[Task requirements] An exact, complete copy of the entries below is required, minus any pictures.

[Information]
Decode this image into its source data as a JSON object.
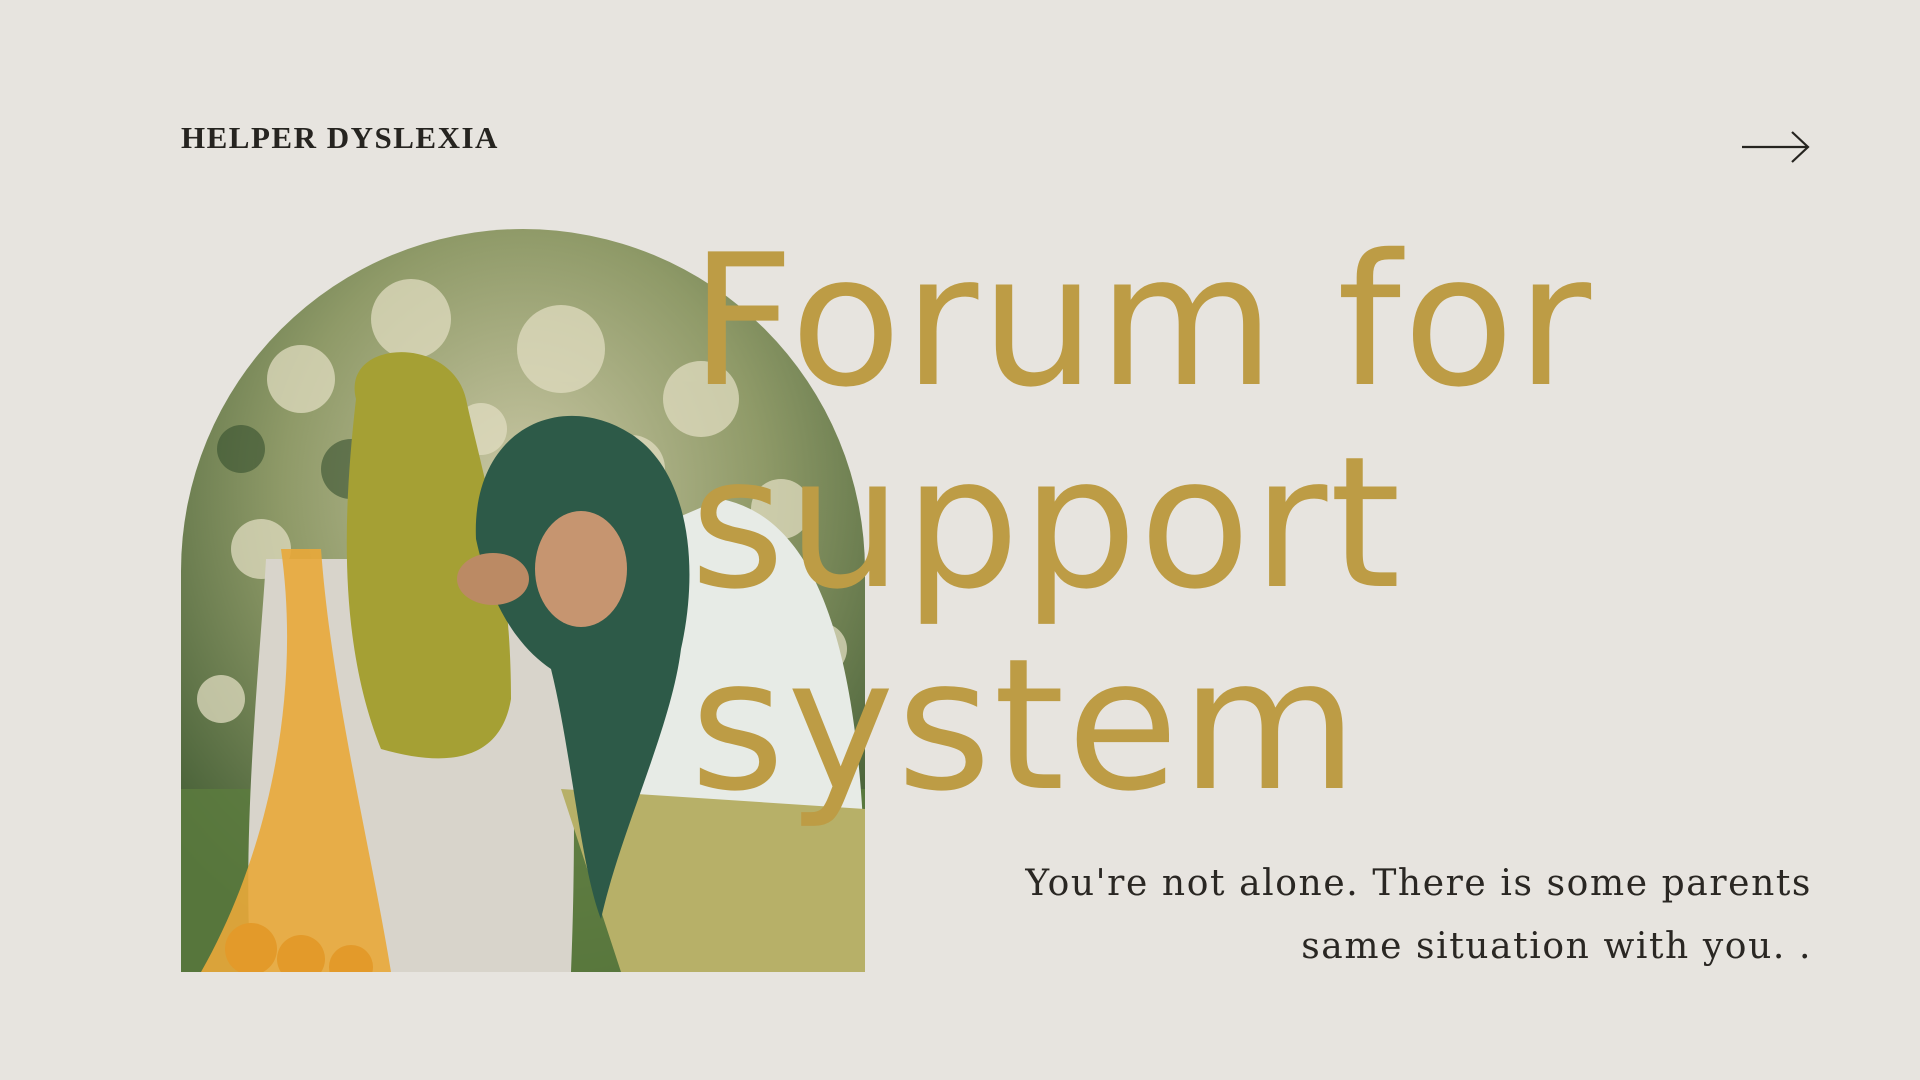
{
  "slide": {
    "brand": "HELPER DYSLEXIA",
    "headline_lines": [
      "Forum for",
      "support",
      "system"
    ],
    "subtext": "You're not alone. There is some parents same situation with you. .",
    "next_icon": "arrow-right-icon",
    "photo_icon": "photo-two-women-in-hijabs"
  },
  "colors": {
    "background": "#e7e4df",
    "accent_gold": "#bd9c45",
    "text_dark": "#262420"
  }
}
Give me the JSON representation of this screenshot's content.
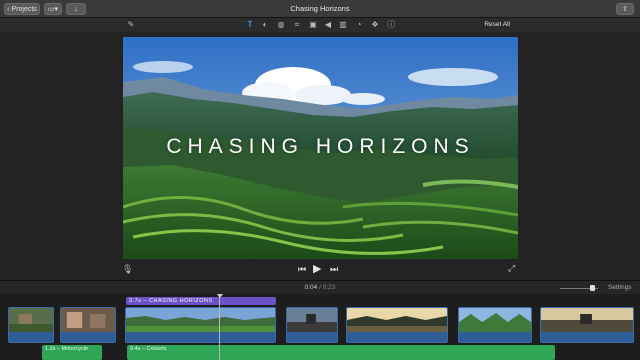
{
  "titlebar": {
    "projects_label": "Projects",
    "window_title": "Chasing Horizons"
  },
  "toolbar": {
    "reset_label": "Reset All",
    "tools": [
      "magic-wand-icon",
      "title-icon",
      "color-balance-icon",
      "color-correction-icon",
      "crop-icon",
      "stabilization-icon",
      "volume-icon",
      "noise-reduction-icon",
      "speed-icon",
      "clip-filter-icon",
      "info-icon"
    ]
  },
  "viewer": {
    "video_title": "CHASING HORIZONS"
  },
  "timecode": {
    "current": "0:04",
    "separator": " / ",
    "total": "0:23"
  },
  "settings_label": "Settings",
  "timeline": {
    "title_clip_label": "3.7s – CHASING HORIZONS",
    "audio_clips": [
      {
        "label": "1.2s – Motorcycle"
      },
      {
        "label": "9.4s – Crickets"
      }
    ]
  },
  "colors": {
    "accent": "#3d9cf0",
    "title_clip": "#6b52c8",
    "video_clip": "#2a4f80",
    "audio_clip": "#2ea655"
  }
}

[Result of this task]
Decode this image into its source data as a JSON object.
{
  "slide": {
    "brand": "HELPER DYSLEXIA",
    "headline_lines": [
      "Forum for",
      "support",
      "system"
    ],
    "subtext": "You're not alone. There is some parents same situation with you. .",
    "next_icon": "arrow-right-icon",
    "photo_icon": "photo-two-women-in-hijabs"
  },
  "colors": {
    "background": "#e7e4df",
    "accent_gold": "#bd9c45",
    "text_dark": "#262420"
  }
}
Give me the JSON representation of this screenshot's content.
{
  "titlebar": {
    "projects_label": "Projects",
    "window_title": "Chasing Horizons"
  },
  "toolbar": {
    "reset_label": "Reset All",
    "tools": [
      "magic-wand-icon",
      "title-icon",
      "color-balance-icon",
      "color-correction-icon",
      "crop-icon",
      "stabilization-icon",
      "volume-icon",
      "noise-reduction-icon",
      "speed-icon",
      "clip-filter-icon",
      "info-icon"
    ]
  },
  "viewer": {
    "video_title": "CHASING HORIZONS"
  },
  "timecode": {
    "current": "0:04",
    "separator": " / ",
    "total": "0:23"
  },
  "settings_label": "Settings",
  "timeline": {
    "title_clip_label": "3.7s – CHASING HORIZONS",
    "audio_clips": [
      {
        "label": "1.2s – Motorcycle"
      },
      {
        "label": "9.4s – Crickets"
      }
    ]
  },
  "colors": {
    "accent": "#3d9cf0",
    "title_clip": "#6b52c8",
    "video_clip": "#2a4f80",
    "audio_clip": "#2ea655"
  }
}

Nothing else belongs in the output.